WPJ: What is your vision for Tibet’s future? Where do you see Tibet a generation from now?
SANGAY: Our ultimate vision is obviously freedom in Tibet and the return of His Holiness the Dalai Lama to his rightful place in Lhasa. And that will happen. In 1910, the Chinese army invaded Tibet and His Holiness the Dalai Lama—the 13th Dalai Lama—fled to India. In 1913, His Holiness returned to Lhasa, to a free Tibet. We have done that before, we will do so this time. And that is the reason I left my job at Harvard, and for the time being my family, to be here to devote myself to a cause—our vision, our dream of a free Tibet.
WPJ: How have you been inspired by the Arab Spring uprisings? Are there lessons that Tibetans can draw from this movement?
SANGAY: You can’t simply isolate one peaceful democratic revolution as the only source of inspiration. What happened in the Arab revolution is what has happened in the world for centuries—respect for universal freedom. It happened this time with the Arab Spring. It happened during the color revolutions in Eastern Europe. It happened during the Berlin Wall collapse and the Soviet Union, and it happened during the anti-apartheid regime, during the nonviolent movement led by Mahatma Gandhi in India, and when Martin Luther King led the civil rights movement in America. All these are sources of inspiration for Tibetans, but ultimately, the Tibetan spirit is the foundation on which we have built our movement—based on 2,500-plus years of Buddhism compared to communism, which is 100-plus years old. We do believe time is on our side.
WPJ: You mentioned that time is on your side, but are you worried that now, with more Han Chinese in Tibet than Tibetans, over time aspects of Tibetan culture might be assimilated into mainstream culture?
SANGAY: The ultimate goal of the Chinese government is to assimilate Tibet and the Tibetan people into China. Having said that, Tibetans are still a majority in inner Tibetan areas. The Chinese are increasing their presence in the border areas and in the urban areas. In some cities and towns Chinese are majority. But in inner Tibet, which constitutes 80 percent of the area and where 80 percent of the Tibetan people live, Tibetans are still the majority. The high altitude of Tibet is preventing the migration and settlement of Chinese populations. At the moment, time is on our side.

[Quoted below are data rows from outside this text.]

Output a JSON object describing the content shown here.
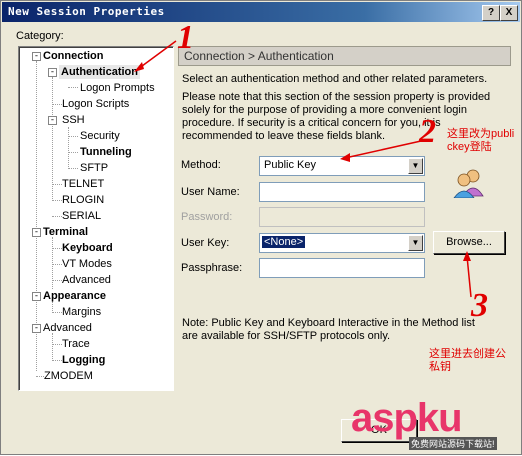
{
  "window": {
    "title": "New Session Properties",
    "help_btn": "?",
    "close_btn": "X"
  },
  "category_label": "Category:",
  "tree": {
    "connection": "Connection",
    "authentication": "Authentication",
    "logon_prompts": "Logon Prompts",
    "logon_scripts": "Logon Scripts",
    "ssh": "SSH",
    "security": "Security",
    "tunneling": "Tunneling",
    "sftp": "SFTP",
    "telnet": "TELNET",
    "rlogin": "RLOGIN",
    "serial": "SERIAL",
    "terminal": "Terminal",
    "keyboard": "Keyboard",
    "vt_modes": "VT Modes",
    "advanced_term": "Advanced",
    "appearance": "Appearance",
    "margins": "Margins",
    "advanced": "Advanced",
    "trace": "Trace",
    "logging": "Logging",
    "zmodem": "ZMODEM",
    "expand_minus": "-"
  },
  "panel": {
    "header": "Connection > Authentication",
    "intro": "Select an authentication method and other related parameters.",
    "note": "Please note that this section of the session property is provided solely for the purpose of providing a more convenient login procedure. If security is a critical concern for you, it is recommended to leave these fields blank.",
    "method_label": "Method:",
    "method_value": "Public Key",
    "username_label": "User Name:",
    "password_label": "Password:",
    "userkey_label": "User Key:",
    "userkey_value": "<None>",
    "browse_btn": "Browse...",
    "passphrase_label": "Passphrase:",
    "footnote": "Note: Public Key and Keyboard Interactive in the Method list are available for SSH/SFTP protocols only."
  },
  "annotations": {
    "n1": "1",
    "n2": "2",
    "n3": "3",
    "note2": "这里改为publickey登陆",
    "note3": "这里进去创建公私钥"
  },
  "watermark": {
    "brand": "aspku",
    "sub": "免费网站源码下载站!"
  },
  "ok_btn": "OK",
  "colors": {
    "title_bar": "#0a246a",
    "annotation": "#e00000",
    "selection": "#0a246a"
  }
}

For the Chinese to settle permanently in Tibet, they need genetic adaptation, because they are low-land people, and Tibet is a country with high altitudes.
WPJ: Are you at all concerned that there could be some kind of a rapprochement in the coming years between China and India that would make life there untenable for the Tibetan people?
SANGAY: One cannot rule out anything. But due to the rise of nationalism and assertiveness of China—and its declared or undeclared goal of making their nation number one—rapprochement, which we are not against, is not a likely scenario between India and China. China has essentially surrounded India, and some would say they are also trying to co-opt Burma, Pakistan, and Bangladesh. India clearly sees the assertiveness of the hardliners in China. So, alas, rapprochement doesn’t seem likely.
[Drawing: Miguel Jiron ]
May 07, 2013
March 29, 2013
February 25, 2013
February 20, 2013
February 08, 2013
January 17, 2013
January 08, 2013
December 05, 2012
November 30, 2012
November 21, 2012